“Ain’t your cousin.” The man replied. He fired a shot into Kipp’s palm. The ensuing explosion surprised Kipp as a thunder clap filled the room and specks of blood splattered his vision. Kipp look down at his ruined hand and saw a blackened tattoo around a stone sized hole, now filling up with blood. Kipp fell to his knees on the hard floor and snapped his eyes shut, praying that if he closed them tight enough, he might disappear. The Possum’s gun was now pressed to the bartender’s head. “The boy!” The Possum shouted.
Kipp, his eyes still closed tight, pointed shakily with his good hand in the direction of the whiskey barrel. He felt the Possum’s pistol moved away from his skin. Warm liquid trailed down his leg.
Kipp could hear the struggle, the barrel opening, the muffled sounds of such a small and helpless body fighting against the strength and muscle of a full grown man. The air stung his nostrils with the scent of blood and sweat. The floor was hard beneath him as he stayed there, crouched, eyes closed, waiting for it to end.
The gun fired again, and the room went cold and still. It smelled of lighting before a storm. All of the sounds simply stopped. There was no struggle anymore, no crying or shouting.
Kipp opened his eyes.
Time was still. The bullet had stopped, suspended into mid air. Kipp and the boy remained in motion, while everything else appeared stagnant. The boy was backed up against the barrel, a bullet within an inch of his red and watery nose. Kipp watched, stunned, as the boy reached a shaking hand towards the bullet, picked it carefully with his thumb and index finger, and turned it on its axis to face his assassin. The boy gave a deliberate wave of his right hand and the bullet continued on its new course, punching a hole into the Possum’s stomach.
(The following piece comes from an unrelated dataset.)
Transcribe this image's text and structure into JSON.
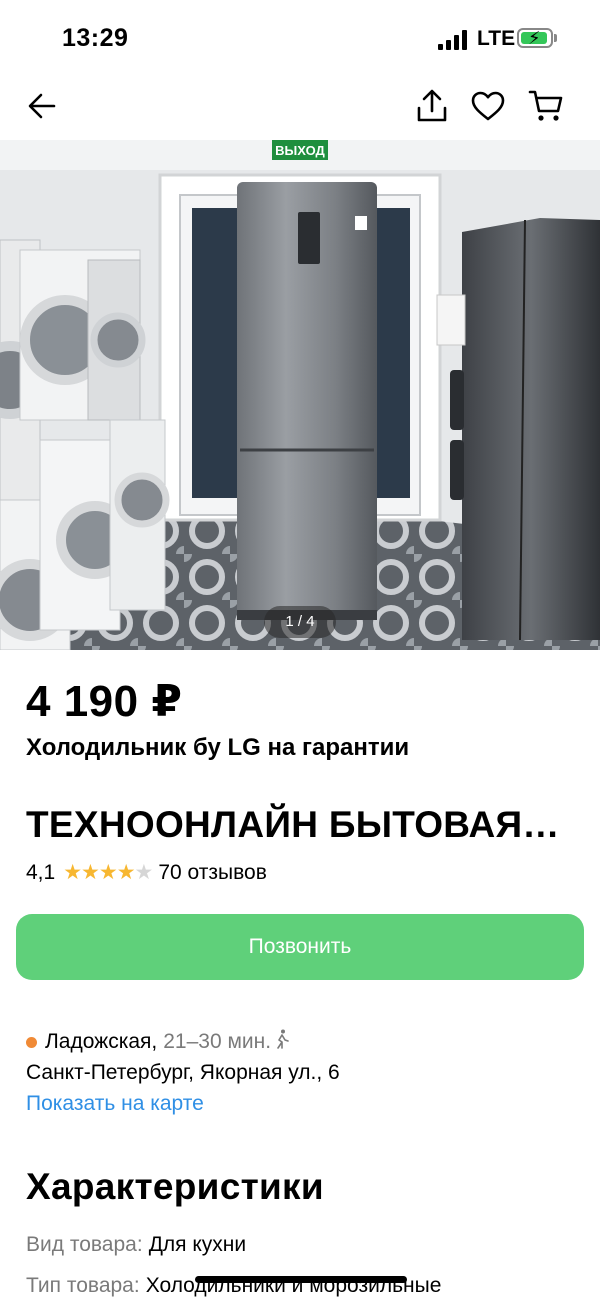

The gunman fell, bleeding and dropped his weapon. He coughed and sputtered, unsure of how he had come to be shot. The boy kicked the Possum’s gun into the corner of the room and came to stand over the injured man. He made a clockwise gesture with his index finger over the man’s stomach. The Possum jerked spasmodically on the floor, his body cracking and crumping in a series of sharp spurts coughs and moans. Then he was still. What would have been an agonizingly long ordeal of bleeding out and waiting for death had been condensed into 10 short seconds. Kipp had been wrong about the boy. He did have it in him to kill.
The boy came to crouch down beside Kip. “Gimme your hand.” He said. Kipp hesitated. He wasn’t sure if he could trust the boy, or if he was even a boy at all. “I ain’t gonna hurt ya.” He said impatiently.
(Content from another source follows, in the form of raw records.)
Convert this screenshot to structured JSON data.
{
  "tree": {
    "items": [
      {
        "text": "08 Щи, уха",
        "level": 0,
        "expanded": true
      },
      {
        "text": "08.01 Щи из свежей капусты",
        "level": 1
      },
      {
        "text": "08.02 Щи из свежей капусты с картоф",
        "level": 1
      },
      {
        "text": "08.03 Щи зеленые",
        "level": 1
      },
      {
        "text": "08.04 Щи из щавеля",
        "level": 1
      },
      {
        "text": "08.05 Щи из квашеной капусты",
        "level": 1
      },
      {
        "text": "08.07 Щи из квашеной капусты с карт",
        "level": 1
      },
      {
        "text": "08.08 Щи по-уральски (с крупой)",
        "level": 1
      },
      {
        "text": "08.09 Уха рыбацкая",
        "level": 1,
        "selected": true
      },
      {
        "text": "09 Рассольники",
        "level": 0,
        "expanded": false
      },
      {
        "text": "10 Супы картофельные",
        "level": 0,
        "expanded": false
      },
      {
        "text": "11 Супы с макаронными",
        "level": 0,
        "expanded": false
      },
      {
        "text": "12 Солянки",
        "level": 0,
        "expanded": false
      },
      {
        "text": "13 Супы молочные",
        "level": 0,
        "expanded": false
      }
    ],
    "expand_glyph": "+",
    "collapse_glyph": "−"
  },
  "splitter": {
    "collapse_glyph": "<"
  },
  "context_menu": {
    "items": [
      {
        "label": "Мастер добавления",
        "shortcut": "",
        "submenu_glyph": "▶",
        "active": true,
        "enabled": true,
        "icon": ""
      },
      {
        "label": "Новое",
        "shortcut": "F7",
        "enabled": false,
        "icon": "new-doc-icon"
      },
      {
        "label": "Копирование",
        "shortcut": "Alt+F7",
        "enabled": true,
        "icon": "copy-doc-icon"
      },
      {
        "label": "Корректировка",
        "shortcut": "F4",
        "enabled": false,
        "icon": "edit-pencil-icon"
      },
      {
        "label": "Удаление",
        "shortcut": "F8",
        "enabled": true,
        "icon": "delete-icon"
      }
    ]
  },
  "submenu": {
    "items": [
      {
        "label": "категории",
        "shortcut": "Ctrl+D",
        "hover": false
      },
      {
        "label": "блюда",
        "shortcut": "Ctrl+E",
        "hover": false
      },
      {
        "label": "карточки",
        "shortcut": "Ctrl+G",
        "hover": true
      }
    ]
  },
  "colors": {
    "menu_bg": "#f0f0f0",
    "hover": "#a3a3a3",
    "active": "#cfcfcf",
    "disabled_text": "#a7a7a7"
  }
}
Kipp held out his disfigured hand and the child examined it before pointing his index finger at the wound. This time, the boy’s hand motion was counter-clockwise. Kipps hand itched and tingled with the bites of a thousand mosquitos as the wound sealed itself. When the boy finished, the hand was covered in blood, but otherwise looked and felt as normal as it did an hour ago. The boy gave a slight grin, reminding Kipp once again that this was Susie’s child.
Kipp reached down and picked up the bullet that had passed through his hand. He placed the blood soaked souvenir into his pocket and turned to thank the boy, but he and the body were gone.